363. Memorandum of Conversation0


  • US-USSR Relations


  • US
    • The President
    • The Secretary
    • Ambassador Thompson
    • Assistant Secretary Tyler
    • Mr. Akalovsky, ACDA/IR
  • USSR
    • Foreign Minister Gromyko
    • Deputy Foreign Minister Semenov
    • Ambassador Dobrynin
    • Mr. Sukhodrev, Foreign Ministry
[Page 792]

Mr. Gromyko said he wished to raise the matter of broad relations between the US and the USSR. He thought the Secretary and himself were in agreement that our two countries occupied a position in the world which was decisive in determining, in the long run, whether or not there would be agreement on any important problem in the world.

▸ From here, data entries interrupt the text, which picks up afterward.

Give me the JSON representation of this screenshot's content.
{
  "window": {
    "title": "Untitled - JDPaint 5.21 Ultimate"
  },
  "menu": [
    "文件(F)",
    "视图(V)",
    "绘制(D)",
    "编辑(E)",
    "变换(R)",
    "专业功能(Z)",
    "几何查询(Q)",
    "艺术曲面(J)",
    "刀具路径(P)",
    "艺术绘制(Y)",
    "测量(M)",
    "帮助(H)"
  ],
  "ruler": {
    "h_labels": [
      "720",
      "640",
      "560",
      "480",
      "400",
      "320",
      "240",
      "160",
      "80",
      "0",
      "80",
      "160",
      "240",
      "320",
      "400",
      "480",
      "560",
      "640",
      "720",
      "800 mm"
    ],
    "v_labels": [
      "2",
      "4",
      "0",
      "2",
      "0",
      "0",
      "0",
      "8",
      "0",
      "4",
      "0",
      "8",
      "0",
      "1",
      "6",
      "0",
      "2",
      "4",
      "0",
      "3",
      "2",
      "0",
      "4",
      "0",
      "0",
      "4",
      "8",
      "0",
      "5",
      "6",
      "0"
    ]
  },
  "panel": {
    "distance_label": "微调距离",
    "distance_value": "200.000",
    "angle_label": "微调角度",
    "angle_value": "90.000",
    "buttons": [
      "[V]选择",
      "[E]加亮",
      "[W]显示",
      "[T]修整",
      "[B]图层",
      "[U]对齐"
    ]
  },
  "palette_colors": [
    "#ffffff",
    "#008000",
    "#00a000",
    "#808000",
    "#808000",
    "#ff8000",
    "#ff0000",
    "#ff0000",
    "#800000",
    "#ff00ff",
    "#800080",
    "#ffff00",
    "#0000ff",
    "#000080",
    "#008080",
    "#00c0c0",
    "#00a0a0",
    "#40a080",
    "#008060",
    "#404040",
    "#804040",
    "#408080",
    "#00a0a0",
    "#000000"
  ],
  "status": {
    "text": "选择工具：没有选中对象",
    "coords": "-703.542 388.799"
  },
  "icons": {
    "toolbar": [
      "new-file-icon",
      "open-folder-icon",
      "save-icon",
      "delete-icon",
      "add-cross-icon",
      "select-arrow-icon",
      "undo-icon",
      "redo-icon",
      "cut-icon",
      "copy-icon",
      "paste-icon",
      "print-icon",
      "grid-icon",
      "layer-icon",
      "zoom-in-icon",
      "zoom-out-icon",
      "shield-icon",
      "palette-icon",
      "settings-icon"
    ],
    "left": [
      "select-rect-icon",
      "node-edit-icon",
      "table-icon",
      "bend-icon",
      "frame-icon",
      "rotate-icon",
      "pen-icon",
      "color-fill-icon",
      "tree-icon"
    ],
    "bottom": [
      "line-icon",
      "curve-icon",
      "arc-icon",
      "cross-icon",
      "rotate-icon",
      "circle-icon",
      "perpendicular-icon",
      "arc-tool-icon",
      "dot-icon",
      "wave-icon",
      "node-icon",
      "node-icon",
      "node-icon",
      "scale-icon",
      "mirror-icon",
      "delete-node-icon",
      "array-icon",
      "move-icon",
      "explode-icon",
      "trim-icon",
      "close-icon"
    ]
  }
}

He recalled that the President had expressed a similar thought during last yearʼs conversation.1 He had reported this to Mr. Khrushchev and the latter believed that this was a reasonable view. If this were to be personified, he believed that understanding between the President and Mr. Khrushchev was most important for the world. The USSR was familiar with the Presidentʼs speech on June 10 at the American University.2 He believed the President was aware of the assessment his statements, including the one at the American University, had been given in the USSR. The Presidentʼs statements had been received positively in the USSR, both by the Soviet Government as a whole and by Mr. Khrushchev in particular. This was a definite and deliberate line in the Soviet policy vis-à-vis the US. If the US took the same line, then there was reason for an optimistic assessment of the prospects for the development of our relations. What the Soviet Union wanted to do was to give this a concrete form. Perhaps this was not new to the President, because all messages from Mr. Khrushchev were in this spirit. If this line was followed with determination then such synthetic (sic) problems as disarmament, Germany, etc., could be resolved much more easily than in a situation where the two sides quarreled.

The President said he appreciated Mr. Gromykoʼs remarks. The US attempted to carry out the policy enunciated in the American University speech. As he had stated in his press conference yesterday,3 there were areas of disagreement between our two countries, but he felt it was up to Mr. Khrushchev and him to do everything possible to prevent us from colliding. There were such questions as, for example, Laos where we hoped the USSR would exert its influence to prevent the situation from collapsing. Another matter of concern to us was of course Cuba. It was [Page 793] helpful that Soviet troops had been leaving, because this lessened the international importance of that problem. As had been stated before, the United States had no intention of invading Cuba. As to Germany, the President saw no reason why the situation there should be incendiary. He stressed incidents should be avoided in the corridors because they created unnecessary nuisance and irritation. Reverting to the American University speech, the President said it had been addressed more to the U.S. audience than to the Soviet, but we had tried to carry out that policy.

  1. Source: Kennedy Library, National Security Files, Countries Series,USSR, Gromyko Talks. Secret; Eyes Only. Drafted by Akalovsky and approved by the White House on October 21 and by S on October 16. The meeting was held at the White House. The Presidentʼs conversation with Gromyko was divided into 11 memoranda of conversation. The memorandum on disarmament is in Foreign Relations, 1961–1963, vol. VII, pp. 894895. The memorandum on Cuba is ibid., vol. XI, pp. 875877. The memorandum on Berlin is ibid., vol. XV, pp. 591594. Memoranda of the conversations on the next steps after the Moscow treaty, a non-aggression pact, observation posts, military budgets, non-dissemination of nuclear weapons, and bombs in orbit are not printed. ( Kennedy Library, National Security Files, Countries Series,USSR, Gromyko Talks) For a memorandum of the conversation on US-USSR trade relations, see Document 364. A briefing memorandum for the conversation from Thompson to the President, dated October 8, is in Department of State, Central Files, POL US-USSR.
  2. See Document 253.
  3. See Document 328.
  4. For a transcript of the Presidentʼs press conference on October 9, at which he had announced that the U.S. Government would not prohibit grain sales to the Soviet Union, see Public Papers of the Presidents of the United States: John F. Kennedy, 1963, pp. 767-775.